Nick Higham is the author of a number of important books, including Functions of Matrices: Theory and Computation (2008), Accuracy and Stability of Numerical Algorithms (2002), Handbook of Writing for the Mathematical Sciences (1993, 1998, 2020), MATLAB Guide (2000, 2005, 2017), co-authored with his brother Des Higham, and How to be creative—a practical guide for the mathematical sciences (2022), co-authored with Dennis Sherwood.

Nick received numerous distinctions: he was the recipient of the Alston Householder Award (1987), the Leslie Fox Prize for Numerical Analysis (1988), and the London Mathematical Society’s Junior Whitehead Prize (1999). He was elected a Fellow of the Royal Society in 2007 and a SIAM Fellow in 2009. He received the London Mathematical Society’s Naylor Prize and Lectureship in 2019, and the Gold Medal of the IMA in 2020. In the same year he was elected a Fellow of ACM. In 2021 he received the George Pólya Prize for Mathematical Exposition and a year later the Hans Schneider Prize in Linear Algebra. In 2022 he was elected a Fellow of the Royal Academy of Engineering.

We are deeply saddened by Nick's passing. He was an exceptional talent, a wonderful colleague and a world-leading specialist in the field of Numerical Linear Algebra. He will be sorely missed by everyone who knew him.

Shayan Oveis Gharan receives the 2023 Steven Smale prize

Shayan Oveis Gharan

The fifth Stephen Smale prize is awarded to Shayan Oveis Gharan, University of Washington, for his breakthrough results on the applications of algebraic and spectral methods to the design of algorithms and to combinatorial optimization.

More information on the prize can be found here.

The prize was awarded on June 13, 2023, at the conference FoCM'23 in Paris.

Matthew Colbrook receives the tenth Vasil A. Popov prize

Matthew Colbrook

The Tenth Vasil A. Popov Prize is awarded to Matthew Colbrook, University of Cambridge. He was recognized for his contributions on the approximation of spectral properties of operators in infinite-dimensional spaces and the approximation power and trainability of neural networks.

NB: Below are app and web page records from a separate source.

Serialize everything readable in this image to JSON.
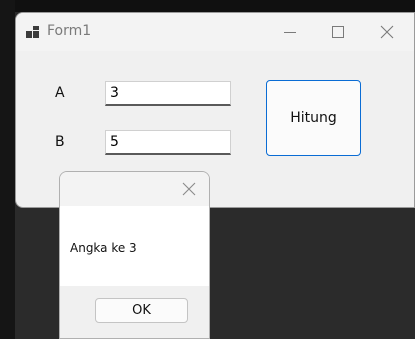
{
  "form": {
    "title": "Form1",
    "label_a": "A",
    "value_a": "3",
    "label_b": "B",
    "value_b": "5",
    "button_label": "Hitung"
  },
  "messagebox": {
    "message": "Angka ke 3",
    "ok_label": "OK"
  },
  "icons": {
    "app": "app-grid-icon",
    "minimize": "minimize-icon",
    "maximize": "maximize-icon",
    "close": "close-icon"
  },
  "colors": {
    "accent": "#0a6cd4"
  }
}
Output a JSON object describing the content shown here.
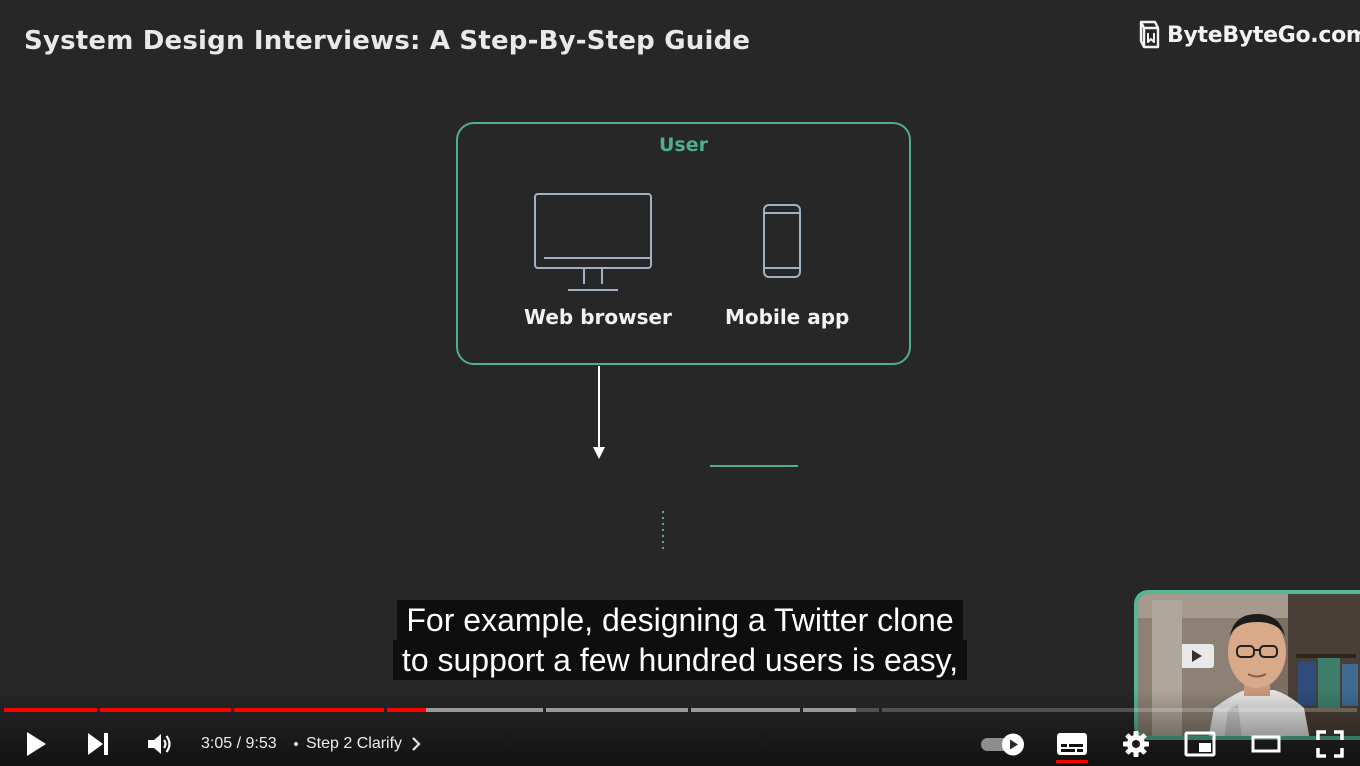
{
  "slide": {
    "title": "System Design Interviews: A Step-By-Step Guide",
    "brand": "ByteByteGo.com",
    "user_box_label": "User",
    "devices": [
      {
        "label": "Web browser",
        "icon": "monitor-icon"
      },
      {
        "label": "Mobile app",
        "icon": "smartphone-icon"
      }
    ],
    "accent_color": "#4fae8b"
  },
  "captions": {
    "line1": "For example, designing a Twitter clone",
    "line2": "to support a few hundred users is easy,"
  },
  "player": {
    "current_time": "3:05",
    "duration": "9:53",
    "time_separator": " / ",
    "chapter_label": "Step 2 Clarify",
    "played_fraction": 0.312,
    "buffered_fraction": 0.63,
    "chapter_segments": 8,
    "controls": [
      "play-icon",
      "next-icon",
      "volume-icon",
      "autoplay-toggle",
      "subtitles-icon",
      "settings-icon",
      "miniplayer-icon",
      "theater-mode-icon",
      "fullscreen-icon"
    ],
    "progress_color": "#ff0000",
    "subtitles_enabled": true,
    "autoplay_on": true
  }
}
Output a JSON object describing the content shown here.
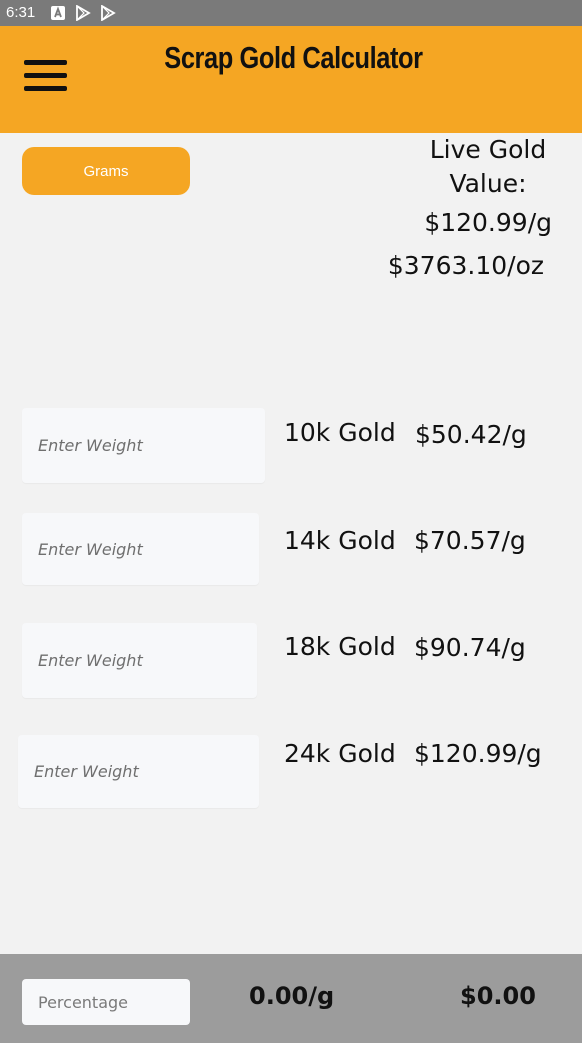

More information on the prize can be found here.

The prize was awarded on June 19 2023 at the conference FoCM'23 in Paris.